Surrounded by her work, I was utterly excited and engaged, fully inspired for the printmaking retreat, something I had always wanted to learn and do.
It was a great weekend. Nicola was a fine instructor, and I was captivated by the expressions of the people in her framed images on the walls that surrounded us. There was a sense of whimsy yet thought in her designs. The people in her images often looked at you eye to eye, and the renderings often included fish, birds, as well as sheep.
Although I felt quite rusty in my drawing, I loved the weekend immersed in art and ink under her care and guidance, as well as the fine tea, treats, and the delicious lunches she provided.
After the full weekend together I had a few different pieces, my default images being harebells, my favorite mountain flower, high bush cranberries, and of course, blueberries.
My time with Nicola had been a fine way to start my time in the UK and it was funny to think that it was all from a distracted moment of bookkeeping and that Pinterest had brought me to that place and time... a wonderful detour. From there I was off to Shetland and on to my wool week adventure.
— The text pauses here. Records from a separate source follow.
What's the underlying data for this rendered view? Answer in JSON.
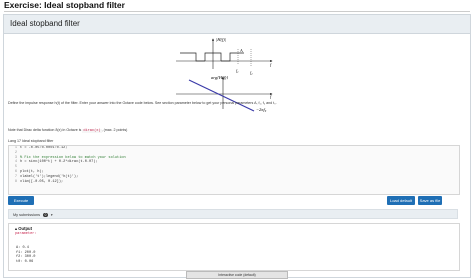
{
  "page": {
    "title": "Exercise: Ideal stopband filter"
  },
  "card": {
    "header": "Ideal stopband filter"
  },
  "diagram": {
    "mag_label": "|H(f)|",
    "mag_marker": "A",
    "f_axis": "f",
    "f1_label": "f₁",
    "f2_label": "f₂",
    "phase_label": "arg{H(f)}",
    "phase_axis": "f",
    "phase_slope_label": "−2πf₀"
  },
  "text": {
    "desc1": "Define the impulse response h(t) of the filter. Enter your answer into the Octave code below. See section  parameter  below to get your personal parameters A, f₁, f₂ and t₀.",
    "desc2_pre": "Note that Dirac delta function δ(x) in Octave is ",
    "desc2_code": "dirac(x)",
    "desc2_post": ", (max. 2 points)"
  },
  "editor": {
    "label": "Lang 17   Ideal stopband filter",
    "lines": [
      "t = -0.05:0.0001:0.12;",
      "",
      "% Fix the expression below to match your solution",
      "h = sinc(100*t) + 0.2*dirac(t-0.07);",
      "",
      "plot(t, h);",
      "xlabel('t');legend('h(t)');",
      "xlim([-0.05, 0.12]);"
    ]
  },
  "buttons": {
    "execute": "Execute",
    "load_default": "Load default",
    "save_as_file": "Save as file"
  },
  "submissions": {
    "label": "My submissions",
    "count": "0"
  },
  "output": {
    "title": "Output",
    "subtitle": "parameter:",
    "lines": [
      "A: 0.4",
      "f1: 200.0",
      "f2: 300.0",
      "t0: 0.06"
    ]
  },
  "interactive": {
    "label": "Interactive code (default)"
  },
  "colors": {
    "accent": "#1f6fb5",
    "phase_line": "#3a3aa8"
  }
}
The following year, as FisherFolk started to take form, I thought of Nicola once again. First of all, I had this art piece, the Girl with the Fish, that I thought would somehow be incorporated into an inspiration for a yarn, but I needed a design for the event, and kept coming back to the girl with the braids as a fisher lassie of sorts. I wrote to Nicola and asked permission, and at that time was struck with the idea that wouldn’t it be nice if Nicola created something expressly for our event, one of her etchings that would be created for both FisherFolk and the Cordova Gansey Project. She responded. We could use the girl with the braids for our event AND she was up for creating a new image, and there it began.
I emailed her photos of salmon and fishing, and then, one day, she was done, and what would become the entrance piece for our exhibit of the Moray Firth ganseys in our little museum in Cordova, arrived in the etching, “Knitting for Salmon”. It was interesting as she had not meant for it to look like the girl was wearing a kuspuk, a native dress, but it worked out that way when she colored the gansey and the skirt adorning the girl in the boat. It was an added touch that made her even more special for our region.
This is Cordova’s own gansey girl, knitting a net with salmon, and perfect for welcoming everyone in a grand entrance to our new museum, chock full of a fine display of ganseys from Scotland for our FisherFolk event. In honor of the original fisher lassies, it was fitting that the artist would be from the UK as well. It was a most perfect fit and a wonderful visual representative alongside her friend, the "Girl with a Fish" for those coming to appreciate the fine display of ganseys that had traveled to see us from afar. overseas, and around the globe.
SO here she is. The Cordova Gansey Girl. Thank you Nicola for your workmanship, and for being just the right person to take this idea from concept to reality. So grateful the path led me to your "door". I loved having your hand etched fisherknitter in our event, and for justly representing our local salmon and our own local fisherknitters of today. A long story with a nice ending, that really is just now becoming its own beginning.
Those interested in learning more about Nicola, purchasing her art, or taking her fine workshops may find more information on her site.
ps.. I would love to have some cards made of the image, but will have to work this out with Nicola, so stay tuned.
Museum photo with gansey and etching by Melina Meyer.